**What the task asks**
Below are some entries. Copy each line in them that holds "zoom".

**Data about app and page elements**
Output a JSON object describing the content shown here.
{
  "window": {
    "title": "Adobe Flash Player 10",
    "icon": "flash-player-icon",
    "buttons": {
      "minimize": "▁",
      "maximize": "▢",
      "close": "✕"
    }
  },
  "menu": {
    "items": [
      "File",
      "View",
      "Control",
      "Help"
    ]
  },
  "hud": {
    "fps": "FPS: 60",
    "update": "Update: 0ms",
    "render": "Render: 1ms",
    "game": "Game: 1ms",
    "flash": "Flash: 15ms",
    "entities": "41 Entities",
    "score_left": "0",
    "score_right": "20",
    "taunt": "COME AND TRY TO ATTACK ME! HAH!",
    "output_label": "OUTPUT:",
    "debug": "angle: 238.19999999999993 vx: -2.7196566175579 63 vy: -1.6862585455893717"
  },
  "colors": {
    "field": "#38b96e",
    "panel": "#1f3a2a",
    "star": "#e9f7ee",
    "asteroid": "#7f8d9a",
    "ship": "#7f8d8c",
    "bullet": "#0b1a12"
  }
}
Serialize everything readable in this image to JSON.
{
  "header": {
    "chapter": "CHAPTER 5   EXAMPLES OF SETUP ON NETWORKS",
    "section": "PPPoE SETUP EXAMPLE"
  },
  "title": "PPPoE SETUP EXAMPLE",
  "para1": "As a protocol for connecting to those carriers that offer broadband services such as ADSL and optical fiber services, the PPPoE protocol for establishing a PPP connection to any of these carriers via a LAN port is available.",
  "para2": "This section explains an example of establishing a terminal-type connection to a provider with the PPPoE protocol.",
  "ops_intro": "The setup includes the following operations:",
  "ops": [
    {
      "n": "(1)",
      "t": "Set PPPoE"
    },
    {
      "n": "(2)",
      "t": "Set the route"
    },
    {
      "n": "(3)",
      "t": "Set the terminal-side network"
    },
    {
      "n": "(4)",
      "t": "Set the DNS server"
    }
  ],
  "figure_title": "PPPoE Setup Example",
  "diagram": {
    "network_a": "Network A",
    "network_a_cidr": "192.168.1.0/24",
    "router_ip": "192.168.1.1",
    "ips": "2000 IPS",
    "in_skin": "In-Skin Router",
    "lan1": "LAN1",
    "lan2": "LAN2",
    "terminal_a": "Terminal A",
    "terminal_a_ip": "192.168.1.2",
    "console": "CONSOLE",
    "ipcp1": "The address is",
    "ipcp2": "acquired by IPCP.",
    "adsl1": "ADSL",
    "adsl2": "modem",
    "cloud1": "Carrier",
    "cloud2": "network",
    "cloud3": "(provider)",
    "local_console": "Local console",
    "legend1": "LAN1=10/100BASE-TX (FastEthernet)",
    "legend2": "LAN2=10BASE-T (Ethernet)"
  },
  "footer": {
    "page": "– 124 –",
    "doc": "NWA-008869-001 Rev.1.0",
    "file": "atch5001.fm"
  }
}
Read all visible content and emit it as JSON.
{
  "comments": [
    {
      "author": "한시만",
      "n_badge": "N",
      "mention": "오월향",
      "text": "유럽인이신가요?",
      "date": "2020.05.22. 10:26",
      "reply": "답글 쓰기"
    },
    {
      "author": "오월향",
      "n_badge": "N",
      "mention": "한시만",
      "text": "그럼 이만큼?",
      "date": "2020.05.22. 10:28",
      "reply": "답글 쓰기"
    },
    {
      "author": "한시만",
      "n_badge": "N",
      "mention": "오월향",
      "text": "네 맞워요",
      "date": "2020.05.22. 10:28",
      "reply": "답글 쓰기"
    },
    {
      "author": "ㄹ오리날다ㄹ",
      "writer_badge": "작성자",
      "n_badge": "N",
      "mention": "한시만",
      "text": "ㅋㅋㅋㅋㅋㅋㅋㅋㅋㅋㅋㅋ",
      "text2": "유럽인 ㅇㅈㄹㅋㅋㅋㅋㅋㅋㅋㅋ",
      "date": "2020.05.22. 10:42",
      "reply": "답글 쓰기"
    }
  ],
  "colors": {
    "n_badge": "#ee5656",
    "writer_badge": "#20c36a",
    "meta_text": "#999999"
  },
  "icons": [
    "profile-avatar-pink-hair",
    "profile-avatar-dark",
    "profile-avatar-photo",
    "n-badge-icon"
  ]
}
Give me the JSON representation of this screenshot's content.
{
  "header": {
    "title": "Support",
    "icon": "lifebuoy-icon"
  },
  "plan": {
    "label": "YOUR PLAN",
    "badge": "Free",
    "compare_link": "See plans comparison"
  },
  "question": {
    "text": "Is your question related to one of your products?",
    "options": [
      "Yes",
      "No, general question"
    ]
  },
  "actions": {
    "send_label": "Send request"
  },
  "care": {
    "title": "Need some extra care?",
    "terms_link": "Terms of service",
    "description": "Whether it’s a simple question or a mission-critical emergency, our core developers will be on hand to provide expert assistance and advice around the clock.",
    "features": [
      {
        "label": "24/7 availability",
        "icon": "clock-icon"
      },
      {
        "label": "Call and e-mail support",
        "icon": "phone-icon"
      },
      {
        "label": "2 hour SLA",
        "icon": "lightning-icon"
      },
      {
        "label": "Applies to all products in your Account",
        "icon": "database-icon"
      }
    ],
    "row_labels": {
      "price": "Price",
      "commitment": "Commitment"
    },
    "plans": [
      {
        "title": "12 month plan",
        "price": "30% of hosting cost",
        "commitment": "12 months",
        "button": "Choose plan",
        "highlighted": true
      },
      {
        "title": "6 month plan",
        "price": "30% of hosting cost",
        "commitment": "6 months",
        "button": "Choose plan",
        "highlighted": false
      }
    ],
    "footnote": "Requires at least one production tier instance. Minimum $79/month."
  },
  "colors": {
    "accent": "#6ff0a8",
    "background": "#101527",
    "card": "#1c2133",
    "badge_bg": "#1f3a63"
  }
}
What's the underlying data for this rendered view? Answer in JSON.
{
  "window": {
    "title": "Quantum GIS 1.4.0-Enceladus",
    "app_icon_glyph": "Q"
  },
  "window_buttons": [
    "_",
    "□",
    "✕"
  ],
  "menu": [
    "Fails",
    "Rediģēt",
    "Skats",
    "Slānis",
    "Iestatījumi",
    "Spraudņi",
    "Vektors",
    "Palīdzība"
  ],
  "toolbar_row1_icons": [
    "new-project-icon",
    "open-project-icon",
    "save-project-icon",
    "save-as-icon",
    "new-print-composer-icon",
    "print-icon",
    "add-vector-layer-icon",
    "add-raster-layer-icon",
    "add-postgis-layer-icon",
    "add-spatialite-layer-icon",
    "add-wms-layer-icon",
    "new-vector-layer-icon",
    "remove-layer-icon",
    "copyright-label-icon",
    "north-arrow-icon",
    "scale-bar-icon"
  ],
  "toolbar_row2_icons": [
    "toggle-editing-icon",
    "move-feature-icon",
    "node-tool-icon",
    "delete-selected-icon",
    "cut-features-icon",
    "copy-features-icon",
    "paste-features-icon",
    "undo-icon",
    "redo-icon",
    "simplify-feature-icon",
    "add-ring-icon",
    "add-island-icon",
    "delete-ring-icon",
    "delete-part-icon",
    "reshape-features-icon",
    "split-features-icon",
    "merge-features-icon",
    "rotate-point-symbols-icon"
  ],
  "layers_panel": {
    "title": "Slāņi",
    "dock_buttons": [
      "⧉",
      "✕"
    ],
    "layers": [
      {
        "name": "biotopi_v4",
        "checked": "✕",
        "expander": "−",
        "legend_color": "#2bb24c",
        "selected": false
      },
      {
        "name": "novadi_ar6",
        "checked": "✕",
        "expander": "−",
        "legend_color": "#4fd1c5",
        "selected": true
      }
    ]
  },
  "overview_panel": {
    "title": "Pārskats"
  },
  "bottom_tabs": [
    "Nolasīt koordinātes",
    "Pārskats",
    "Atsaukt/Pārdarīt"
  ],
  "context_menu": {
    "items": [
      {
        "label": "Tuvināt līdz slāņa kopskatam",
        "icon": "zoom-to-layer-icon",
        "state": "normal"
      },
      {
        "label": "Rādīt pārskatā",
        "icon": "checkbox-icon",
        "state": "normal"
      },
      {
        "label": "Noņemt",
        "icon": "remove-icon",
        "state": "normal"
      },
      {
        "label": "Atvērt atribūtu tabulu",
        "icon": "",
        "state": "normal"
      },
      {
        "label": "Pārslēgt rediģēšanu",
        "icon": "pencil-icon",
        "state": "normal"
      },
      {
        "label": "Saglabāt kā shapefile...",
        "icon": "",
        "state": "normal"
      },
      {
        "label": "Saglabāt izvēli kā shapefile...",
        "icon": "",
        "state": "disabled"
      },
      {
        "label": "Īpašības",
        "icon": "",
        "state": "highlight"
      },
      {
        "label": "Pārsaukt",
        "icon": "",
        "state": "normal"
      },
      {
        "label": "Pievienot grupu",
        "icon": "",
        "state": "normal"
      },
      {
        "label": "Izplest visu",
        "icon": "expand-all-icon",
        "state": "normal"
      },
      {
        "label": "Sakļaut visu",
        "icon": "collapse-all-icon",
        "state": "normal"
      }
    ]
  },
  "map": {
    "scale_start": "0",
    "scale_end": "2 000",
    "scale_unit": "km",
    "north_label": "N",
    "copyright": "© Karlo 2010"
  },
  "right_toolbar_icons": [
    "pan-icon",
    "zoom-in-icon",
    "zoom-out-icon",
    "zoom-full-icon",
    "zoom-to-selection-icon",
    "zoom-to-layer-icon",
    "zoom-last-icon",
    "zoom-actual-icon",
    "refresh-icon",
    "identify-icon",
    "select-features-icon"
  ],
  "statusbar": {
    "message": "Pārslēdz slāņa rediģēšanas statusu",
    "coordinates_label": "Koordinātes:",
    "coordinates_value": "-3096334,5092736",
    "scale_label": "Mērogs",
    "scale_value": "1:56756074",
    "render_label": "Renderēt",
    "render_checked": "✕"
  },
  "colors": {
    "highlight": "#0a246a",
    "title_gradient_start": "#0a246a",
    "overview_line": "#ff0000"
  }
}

**Solved problem**
        "icon": "zoom-to-layer-icon",
    "zoom-in-icon",
    "zoom-out-icon",
    "zoom-full-icon",
    "zoom-to-selection-icon",
    "zoom-to-layer-icon",
    "zoom-last-icon",
    "zoom-actual-icon",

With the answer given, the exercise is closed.